Explaining just what I had hoped the story to say is very difficult. I suppose, I hoped, by setting a particularly brutal ancient rite in the present and in my own village to shock the story’s readers with a graphic dramatization of the pointless violence and general inhumanity in their own lives.

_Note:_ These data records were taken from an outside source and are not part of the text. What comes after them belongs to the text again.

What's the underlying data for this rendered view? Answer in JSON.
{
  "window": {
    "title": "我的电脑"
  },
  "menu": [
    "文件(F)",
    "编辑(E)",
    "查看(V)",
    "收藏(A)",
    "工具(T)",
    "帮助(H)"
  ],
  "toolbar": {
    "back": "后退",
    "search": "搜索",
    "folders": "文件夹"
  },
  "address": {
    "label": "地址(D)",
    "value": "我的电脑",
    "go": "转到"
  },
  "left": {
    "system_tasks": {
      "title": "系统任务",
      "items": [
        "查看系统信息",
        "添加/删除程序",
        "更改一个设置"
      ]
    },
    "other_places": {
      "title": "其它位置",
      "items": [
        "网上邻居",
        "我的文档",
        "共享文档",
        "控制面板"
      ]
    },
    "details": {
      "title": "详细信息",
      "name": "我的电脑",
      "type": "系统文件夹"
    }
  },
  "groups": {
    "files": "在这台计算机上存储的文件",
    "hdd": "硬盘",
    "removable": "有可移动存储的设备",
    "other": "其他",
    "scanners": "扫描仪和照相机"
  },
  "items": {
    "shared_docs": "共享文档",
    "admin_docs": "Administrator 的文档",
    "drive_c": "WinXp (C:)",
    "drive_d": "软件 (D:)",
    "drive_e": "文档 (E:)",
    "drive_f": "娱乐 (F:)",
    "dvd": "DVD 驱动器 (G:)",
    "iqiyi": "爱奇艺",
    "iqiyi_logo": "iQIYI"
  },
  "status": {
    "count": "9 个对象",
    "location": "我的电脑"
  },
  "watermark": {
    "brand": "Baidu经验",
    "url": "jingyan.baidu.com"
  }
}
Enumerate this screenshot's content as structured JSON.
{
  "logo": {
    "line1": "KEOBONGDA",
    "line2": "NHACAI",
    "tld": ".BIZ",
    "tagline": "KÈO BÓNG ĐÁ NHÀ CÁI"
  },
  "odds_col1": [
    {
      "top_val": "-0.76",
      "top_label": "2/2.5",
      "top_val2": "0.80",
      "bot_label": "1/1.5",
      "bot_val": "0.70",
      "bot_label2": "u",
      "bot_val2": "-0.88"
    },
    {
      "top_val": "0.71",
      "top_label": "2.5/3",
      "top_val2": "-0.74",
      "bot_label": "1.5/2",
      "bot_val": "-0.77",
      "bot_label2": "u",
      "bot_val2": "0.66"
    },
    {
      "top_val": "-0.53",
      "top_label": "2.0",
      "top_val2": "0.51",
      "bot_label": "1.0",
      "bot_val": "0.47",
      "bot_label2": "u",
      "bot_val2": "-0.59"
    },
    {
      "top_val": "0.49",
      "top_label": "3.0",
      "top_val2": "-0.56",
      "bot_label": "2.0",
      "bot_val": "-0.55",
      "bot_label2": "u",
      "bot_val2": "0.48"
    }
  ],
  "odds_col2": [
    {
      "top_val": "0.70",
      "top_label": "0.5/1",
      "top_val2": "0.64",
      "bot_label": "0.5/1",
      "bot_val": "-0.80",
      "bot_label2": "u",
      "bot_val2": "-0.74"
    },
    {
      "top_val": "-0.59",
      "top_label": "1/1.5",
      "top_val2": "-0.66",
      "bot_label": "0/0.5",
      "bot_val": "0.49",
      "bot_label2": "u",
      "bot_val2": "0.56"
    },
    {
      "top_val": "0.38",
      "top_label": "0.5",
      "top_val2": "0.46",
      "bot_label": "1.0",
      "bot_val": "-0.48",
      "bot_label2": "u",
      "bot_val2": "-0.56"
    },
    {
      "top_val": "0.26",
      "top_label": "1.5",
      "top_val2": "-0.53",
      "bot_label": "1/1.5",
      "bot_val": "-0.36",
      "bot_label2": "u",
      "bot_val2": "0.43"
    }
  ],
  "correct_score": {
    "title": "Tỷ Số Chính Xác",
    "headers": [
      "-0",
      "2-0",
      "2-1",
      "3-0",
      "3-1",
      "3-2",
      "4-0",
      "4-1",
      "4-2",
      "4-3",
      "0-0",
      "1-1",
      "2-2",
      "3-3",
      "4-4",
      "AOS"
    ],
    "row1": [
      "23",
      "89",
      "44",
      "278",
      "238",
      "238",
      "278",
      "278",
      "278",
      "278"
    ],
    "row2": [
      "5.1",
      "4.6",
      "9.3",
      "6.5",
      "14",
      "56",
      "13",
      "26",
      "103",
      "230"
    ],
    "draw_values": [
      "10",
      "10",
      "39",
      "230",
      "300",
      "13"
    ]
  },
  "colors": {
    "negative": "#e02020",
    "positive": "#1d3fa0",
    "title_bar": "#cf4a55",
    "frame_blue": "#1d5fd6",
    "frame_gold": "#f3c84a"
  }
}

Jackson’s husband, the literary critic Stanley Edgar Hyman, wrote in his preface to a posthumous anthology of her work, “she consistently refused to be interviewed, to explain or promote her work in any fashion, or to take public stands and be the pundit of the Sunday supplements. She believed that her books would speak for her clearly enough over the years.” Hyman insisted the darker aspects of Jackson’s works were not, as some critics claimed, the product of “personal, even neurotic, fantasies”, but that Jackson intended, as “a sensitive and faithful anatomy of our times, fitting symbols for our distressing world of the concentration camp and the Bomb”, to mirror humanity’s Cold War-era fears. Jackson may even have taken pleasure in the subversive impact of her work, as revealed by Hyman’s statement that she “was always proud that the Union of South Africa banned ‘The Lottery’, and she felt that they at least understood the story”. Read More || Edit